■ **Exercise instructions**: Return each entry exactly, omitting nothing.

■ **Dataset excerpts**:

....

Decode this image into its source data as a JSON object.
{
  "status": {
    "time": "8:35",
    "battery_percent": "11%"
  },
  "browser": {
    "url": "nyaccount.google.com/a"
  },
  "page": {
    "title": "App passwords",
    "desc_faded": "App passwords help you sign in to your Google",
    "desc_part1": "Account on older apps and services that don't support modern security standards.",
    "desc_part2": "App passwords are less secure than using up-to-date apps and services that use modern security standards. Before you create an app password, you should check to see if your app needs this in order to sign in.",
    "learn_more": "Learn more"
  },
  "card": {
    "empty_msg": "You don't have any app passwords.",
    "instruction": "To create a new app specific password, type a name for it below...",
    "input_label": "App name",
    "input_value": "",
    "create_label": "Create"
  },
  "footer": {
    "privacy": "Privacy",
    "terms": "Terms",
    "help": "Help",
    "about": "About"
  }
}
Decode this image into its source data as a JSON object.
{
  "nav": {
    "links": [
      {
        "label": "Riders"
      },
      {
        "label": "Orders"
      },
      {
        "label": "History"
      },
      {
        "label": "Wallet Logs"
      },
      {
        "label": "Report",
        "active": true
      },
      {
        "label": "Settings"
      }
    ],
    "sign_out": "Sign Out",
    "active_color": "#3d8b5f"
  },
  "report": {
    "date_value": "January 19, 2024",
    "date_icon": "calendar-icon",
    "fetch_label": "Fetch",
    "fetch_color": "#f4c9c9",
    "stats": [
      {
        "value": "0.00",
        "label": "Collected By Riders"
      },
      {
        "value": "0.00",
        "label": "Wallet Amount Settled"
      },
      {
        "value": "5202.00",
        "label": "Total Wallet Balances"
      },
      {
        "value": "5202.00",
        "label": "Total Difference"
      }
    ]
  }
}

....

■ **Task output**:
Decode this image into its source data as a JSON object.
{
  "status": {
    "time": "8:35",
    "battery_percent": "11%"
  },
  "browser": {
    "url": "nyaccount.google.com/a"
  },
  "page": {
    "title": "App passwords",
    "desc_faded": "App passwords help you sign in to your Google",
    "desc_part1": "Account on older apps and services that don't support modern security standards.",
    "desc_part2": "App passwords are less secure than using up-to-date apps and services that use modern security standards. Before you create an app password, you should check to see if your app needs this in order to sign in.",
    "learn_more": "Learn more"
  },
  "card": {
    "empty_msg": "You don't have any app passwords.",
    "instruction": "To create a new app specific password, type a name for it below...",
    "input_label": "App name",
    "input_value": "",
    "create_label": "Create"
  },
  "footer": {
    "privacy": "Privacy",
    "terms": "Terms",
    "help": "Help",
    "about": "About"
  }
}
Decode this image into its source data as a JSON object.
{
  "nav": {
    "links": [
      {
        "label": "Riders"
      },
      {
        "label": "Orders"
      },
      {
        "label": "History"
      },
      {
        "label": "Wallet Logs"
      },
      {
        "label": "Report",
        "active": true
      },
      {
        "label": "Settings"
      }
    ],
    "sign_out": "Sign Out",
    "active_color": "#3d8b5f"
  },
  "report": {
    "date_value": "January 19, 2024",
    "date_icon": "calendar-icon",
    "fetch_label": "Fetch",
    "fetch_color": "#f4c9c9",
    "stats": [
      {
        "value": "0.00",
        "label": "Collected By Riders"
      },
      {
        "value": "0.00",
        "label": "Wallet Amount Settled"
      },
      {
        "value": "5202.00",
        "label": "Total Wallet Balances"
      },
      {
        "value": "5202.00",
        "label": "Total Difference"
      }
    ]
  }
}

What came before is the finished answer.